industrial applications such as cutlery, golf tees and deck boarding, to name a few – using wheat gluten and wheat starch with a polymer to produce pellets to be extruded or stamped into bio-based food contact products.

“That market was a bit ahead of its time but my father managed to run into an entrepreneur who wanted to make dog treats from this extruded pellet, and what started as a small start-up pet treat company using this technology from wheat gluten became one of the largest dog treat companies in the US by the name of Mars, with an estimated annual sales worth in excess of US$400 million today.

“The second patent my father licensed was for resistant wheat starch for fibre use in foods, created a vast market for the use of modified wheat starch as a fibre in food products today, worth hundreds of millions of dollars.

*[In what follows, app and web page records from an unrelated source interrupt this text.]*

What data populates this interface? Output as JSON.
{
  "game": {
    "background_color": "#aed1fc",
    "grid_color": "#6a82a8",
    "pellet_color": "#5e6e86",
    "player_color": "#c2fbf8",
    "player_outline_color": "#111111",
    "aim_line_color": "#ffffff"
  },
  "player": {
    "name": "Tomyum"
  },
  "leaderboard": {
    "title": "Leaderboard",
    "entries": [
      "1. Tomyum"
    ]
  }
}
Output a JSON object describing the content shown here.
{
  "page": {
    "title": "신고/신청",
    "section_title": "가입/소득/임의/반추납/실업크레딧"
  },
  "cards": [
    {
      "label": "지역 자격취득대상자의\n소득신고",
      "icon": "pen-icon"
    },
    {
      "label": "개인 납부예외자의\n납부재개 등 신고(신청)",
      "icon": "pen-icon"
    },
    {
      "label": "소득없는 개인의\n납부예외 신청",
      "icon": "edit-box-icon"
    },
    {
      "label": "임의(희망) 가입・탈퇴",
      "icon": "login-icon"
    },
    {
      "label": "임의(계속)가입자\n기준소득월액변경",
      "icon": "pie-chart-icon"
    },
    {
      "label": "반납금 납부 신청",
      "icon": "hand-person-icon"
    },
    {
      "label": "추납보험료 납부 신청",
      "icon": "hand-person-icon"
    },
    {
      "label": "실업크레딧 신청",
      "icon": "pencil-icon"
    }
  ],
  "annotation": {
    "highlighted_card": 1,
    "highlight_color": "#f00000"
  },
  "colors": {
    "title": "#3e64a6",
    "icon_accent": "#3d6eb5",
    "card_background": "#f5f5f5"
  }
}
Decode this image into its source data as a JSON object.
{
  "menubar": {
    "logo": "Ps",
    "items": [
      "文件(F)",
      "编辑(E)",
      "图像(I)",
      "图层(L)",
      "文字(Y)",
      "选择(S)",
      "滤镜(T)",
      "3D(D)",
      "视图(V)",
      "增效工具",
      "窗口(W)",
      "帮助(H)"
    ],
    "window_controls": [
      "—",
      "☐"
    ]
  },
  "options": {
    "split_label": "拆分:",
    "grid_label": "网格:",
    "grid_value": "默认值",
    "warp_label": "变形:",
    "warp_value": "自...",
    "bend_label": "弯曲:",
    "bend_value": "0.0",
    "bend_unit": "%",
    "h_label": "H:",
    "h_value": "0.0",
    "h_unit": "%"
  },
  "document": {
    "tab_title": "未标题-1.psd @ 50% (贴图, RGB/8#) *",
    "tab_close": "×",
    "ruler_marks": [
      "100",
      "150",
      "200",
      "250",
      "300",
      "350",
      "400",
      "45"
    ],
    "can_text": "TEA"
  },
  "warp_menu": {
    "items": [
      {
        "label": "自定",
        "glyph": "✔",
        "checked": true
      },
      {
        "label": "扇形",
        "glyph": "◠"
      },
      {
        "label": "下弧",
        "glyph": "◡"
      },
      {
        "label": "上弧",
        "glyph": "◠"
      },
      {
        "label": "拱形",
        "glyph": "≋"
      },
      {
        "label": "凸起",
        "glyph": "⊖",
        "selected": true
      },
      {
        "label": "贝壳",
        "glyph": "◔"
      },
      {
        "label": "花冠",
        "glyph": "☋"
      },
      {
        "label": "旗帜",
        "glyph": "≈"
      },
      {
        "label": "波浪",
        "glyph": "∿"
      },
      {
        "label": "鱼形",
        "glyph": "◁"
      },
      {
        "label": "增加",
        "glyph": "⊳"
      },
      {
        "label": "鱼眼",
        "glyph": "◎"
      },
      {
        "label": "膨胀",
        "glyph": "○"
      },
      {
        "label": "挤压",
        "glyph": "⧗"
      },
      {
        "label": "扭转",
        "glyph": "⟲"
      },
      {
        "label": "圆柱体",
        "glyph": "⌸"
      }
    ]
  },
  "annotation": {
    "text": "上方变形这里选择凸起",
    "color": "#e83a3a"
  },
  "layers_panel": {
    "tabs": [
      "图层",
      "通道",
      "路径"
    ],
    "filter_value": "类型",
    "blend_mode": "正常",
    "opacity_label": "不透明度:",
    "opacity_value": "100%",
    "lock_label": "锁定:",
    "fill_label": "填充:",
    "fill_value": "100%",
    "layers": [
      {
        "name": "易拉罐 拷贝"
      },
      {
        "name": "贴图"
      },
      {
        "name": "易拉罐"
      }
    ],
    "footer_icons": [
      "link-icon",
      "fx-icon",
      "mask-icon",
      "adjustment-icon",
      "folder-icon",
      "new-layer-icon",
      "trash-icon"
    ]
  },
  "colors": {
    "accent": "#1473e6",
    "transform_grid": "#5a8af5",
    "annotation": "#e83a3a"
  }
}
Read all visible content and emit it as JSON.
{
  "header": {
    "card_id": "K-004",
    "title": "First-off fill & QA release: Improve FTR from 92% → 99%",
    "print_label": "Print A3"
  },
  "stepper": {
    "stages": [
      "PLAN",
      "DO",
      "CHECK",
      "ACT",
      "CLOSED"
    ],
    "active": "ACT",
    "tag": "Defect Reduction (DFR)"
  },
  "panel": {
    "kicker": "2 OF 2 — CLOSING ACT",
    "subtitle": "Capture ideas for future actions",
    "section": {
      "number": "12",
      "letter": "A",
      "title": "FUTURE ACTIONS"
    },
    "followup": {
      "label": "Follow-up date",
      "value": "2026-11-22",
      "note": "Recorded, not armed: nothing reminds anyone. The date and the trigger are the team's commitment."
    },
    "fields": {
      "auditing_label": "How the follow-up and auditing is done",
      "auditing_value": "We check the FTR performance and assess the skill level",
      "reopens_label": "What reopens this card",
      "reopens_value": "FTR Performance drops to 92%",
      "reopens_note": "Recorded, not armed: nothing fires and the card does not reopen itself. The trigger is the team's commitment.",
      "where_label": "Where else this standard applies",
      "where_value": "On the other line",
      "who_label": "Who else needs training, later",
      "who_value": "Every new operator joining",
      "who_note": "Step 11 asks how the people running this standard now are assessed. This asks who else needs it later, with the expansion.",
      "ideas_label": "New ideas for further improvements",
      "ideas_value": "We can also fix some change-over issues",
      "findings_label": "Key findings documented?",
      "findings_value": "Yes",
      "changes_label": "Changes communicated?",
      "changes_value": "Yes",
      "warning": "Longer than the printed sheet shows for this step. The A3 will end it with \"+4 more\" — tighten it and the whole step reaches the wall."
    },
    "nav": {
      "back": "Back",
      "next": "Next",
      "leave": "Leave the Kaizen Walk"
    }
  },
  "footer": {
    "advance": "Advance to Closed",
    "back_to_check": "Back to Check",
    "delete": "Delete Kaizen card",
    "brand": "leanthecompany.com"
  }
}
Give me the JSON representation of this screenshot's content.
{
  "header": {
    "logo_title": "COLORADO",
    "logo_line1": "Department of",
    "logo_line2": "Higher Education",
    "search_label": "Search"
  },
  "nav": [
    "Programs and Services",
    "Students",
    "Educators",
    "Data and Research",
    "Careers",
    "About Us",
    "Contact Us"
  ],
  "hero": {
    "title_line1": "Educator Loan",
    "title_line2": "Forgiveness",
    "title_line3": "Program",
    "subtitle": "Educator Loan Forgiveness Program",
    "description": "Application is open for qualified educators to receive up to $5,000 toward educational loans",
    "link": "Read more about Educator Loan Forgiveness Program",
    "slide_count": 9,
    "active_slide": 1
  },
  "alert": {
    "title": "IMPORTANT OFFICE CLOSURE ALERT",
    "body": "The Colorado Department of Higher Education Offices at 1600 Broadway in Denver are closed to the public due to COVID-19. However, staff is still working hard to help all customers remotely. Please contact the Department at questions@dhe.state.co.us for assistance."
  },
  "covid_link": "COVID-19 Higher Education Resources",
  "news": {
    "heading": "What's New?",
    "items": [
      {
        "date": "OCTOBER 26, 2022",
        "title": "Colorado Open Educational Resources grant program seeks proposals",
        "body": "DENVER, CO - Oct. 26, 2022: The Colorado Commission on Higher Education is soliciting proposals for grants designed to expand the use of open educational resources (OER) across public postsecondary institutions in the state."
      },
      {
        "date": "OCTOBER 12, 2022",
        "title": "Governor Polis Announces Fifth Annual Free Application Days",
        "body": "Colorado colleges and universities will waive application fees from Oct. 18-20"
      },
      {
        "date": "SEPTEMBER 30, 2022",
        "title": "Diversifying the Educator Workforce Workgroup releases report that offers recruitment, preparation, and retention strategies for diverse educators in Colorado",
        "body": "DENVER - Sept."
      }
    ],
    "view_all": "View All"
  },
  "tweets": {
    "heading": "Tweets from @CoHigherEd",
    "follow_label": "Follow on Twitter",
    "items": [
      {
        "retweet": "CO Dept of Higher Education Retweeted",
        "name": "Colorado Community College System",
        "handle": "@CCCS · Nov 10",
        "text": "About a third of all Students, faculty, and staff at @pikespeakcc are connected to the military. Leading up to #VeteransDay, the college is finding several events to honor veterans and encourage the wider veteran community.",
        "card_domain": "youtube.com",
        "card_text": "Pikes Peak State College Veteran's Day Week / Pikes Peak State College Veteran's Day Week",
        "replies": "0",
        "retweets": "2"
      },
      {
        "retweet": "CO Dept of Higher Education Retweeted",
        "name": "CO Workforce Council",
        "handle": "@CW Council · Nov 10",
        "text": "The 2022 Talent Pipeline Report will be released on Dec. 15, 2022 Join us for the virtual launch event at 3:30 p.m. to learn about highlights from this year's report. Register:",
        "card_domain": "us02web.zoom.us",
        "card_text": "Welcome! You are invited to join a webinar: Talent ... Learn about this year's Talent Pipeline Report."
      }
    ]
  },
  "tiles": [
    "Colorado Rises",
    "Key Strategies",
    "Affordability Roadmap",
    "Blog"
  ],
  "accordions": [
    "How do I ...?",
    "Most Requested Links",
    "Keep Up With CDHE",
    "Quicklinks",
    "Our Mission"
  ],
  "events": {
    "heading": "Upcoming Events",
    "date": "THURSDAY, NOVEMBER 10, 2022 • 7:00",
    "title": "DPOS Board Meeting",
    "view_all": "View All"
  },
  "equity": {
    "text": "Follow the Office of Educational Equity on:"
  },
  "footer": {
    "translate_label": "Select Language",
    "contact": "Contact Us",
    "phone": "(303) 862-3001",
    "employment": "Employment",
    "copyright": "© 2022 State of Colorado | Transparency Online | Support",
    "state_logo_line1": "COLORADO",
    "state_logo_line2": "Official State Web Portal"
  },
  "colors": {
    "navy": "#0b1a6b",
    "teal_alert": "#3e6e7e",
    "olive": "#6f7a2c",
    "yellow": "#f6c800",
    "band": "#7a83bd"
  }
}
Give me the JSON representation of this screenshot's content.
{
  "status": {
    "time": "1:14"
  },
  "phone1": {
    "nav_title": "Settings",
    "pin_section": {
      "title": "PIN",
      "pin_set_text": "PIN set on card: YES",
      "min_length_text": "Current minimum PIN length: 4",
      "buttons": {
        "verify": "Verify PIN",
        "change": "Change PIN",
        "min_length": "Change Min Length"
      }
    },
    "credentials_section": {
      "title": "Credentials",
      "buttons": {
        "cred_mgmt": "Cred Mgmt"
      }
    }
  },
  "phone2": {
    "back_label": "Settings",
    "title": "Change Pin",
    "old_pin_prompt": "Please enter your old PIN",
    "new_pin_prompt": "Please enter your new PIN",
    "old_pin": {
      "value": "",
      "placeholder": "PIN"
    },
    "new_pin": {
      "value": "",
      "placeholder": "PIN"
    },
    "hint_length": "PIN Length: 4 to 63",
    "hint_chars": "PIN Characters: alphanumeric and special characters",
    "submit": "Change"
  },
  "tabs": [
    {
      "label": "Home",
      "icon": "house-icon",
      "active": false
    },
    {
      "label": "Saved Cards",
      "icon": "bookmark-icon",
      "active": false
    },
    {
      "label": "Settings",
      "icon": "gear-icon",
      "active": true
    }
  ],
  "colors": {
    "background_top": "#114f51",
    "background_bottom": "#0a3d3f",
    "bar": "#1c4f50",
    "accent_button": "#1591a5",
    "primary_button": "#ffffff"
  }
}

“As a result of this technology, the wheat starch industry in both the USA and Australia has benefited from diversification away from commodity wheat starch to specialty modified starch.”

Mr Bassi said his father’s contribution to the US industry in competition with European producers was also one of his greatest challenges.

“During the trade dispute in 1998 to April 2001, I remember countless evenings and mornings my father worked collecting data to prove the Europeans where dumping gluten into the USA at prices below production costs.

“Proving this to the US Government was not an easy hill to climb, but in the end – with help from industry associates including Mr Honan – this very large case that consumed him for many months was finally awarded a win to the US industry.

Manildra Group USA Vice President of Research and Development, Brook Carson, said it was an “honour to work with a great leader and teacher – not just learning a small amount of his vast knowledge but also how to think critically, question and grow as a scientist.”

“His curiosity and willingness to always take a concept or an idea one step further helped him to be a great scientist, but also provided an invaluable lesson to those who worked with him,” said Ms Carson.

“Dr Bassi encouraged those around him to think deeper or consider a different path until a solution was found.”

Manildra Group USA General Manager Luke Stocksell credited Dr Bassi with paving the foundations for ongoing innovation and problem-solving to meet market needs as “imperative to the growth of our GemPro line of products, along with the fine-tuning of some of our modified starches.”

“Dr Bassi’s passion for innovation was second only to his dedication to his family, friends, and co-workers – this dedication to excellence demonstrated every day through his innovative projects, in his research, and with his family,” said Mr Stocksell.

“An inspiration missed by all of us at Manildra Group, being able to work under the guidance of such a brilliant mind and genuinely great man was a true gift in my career.”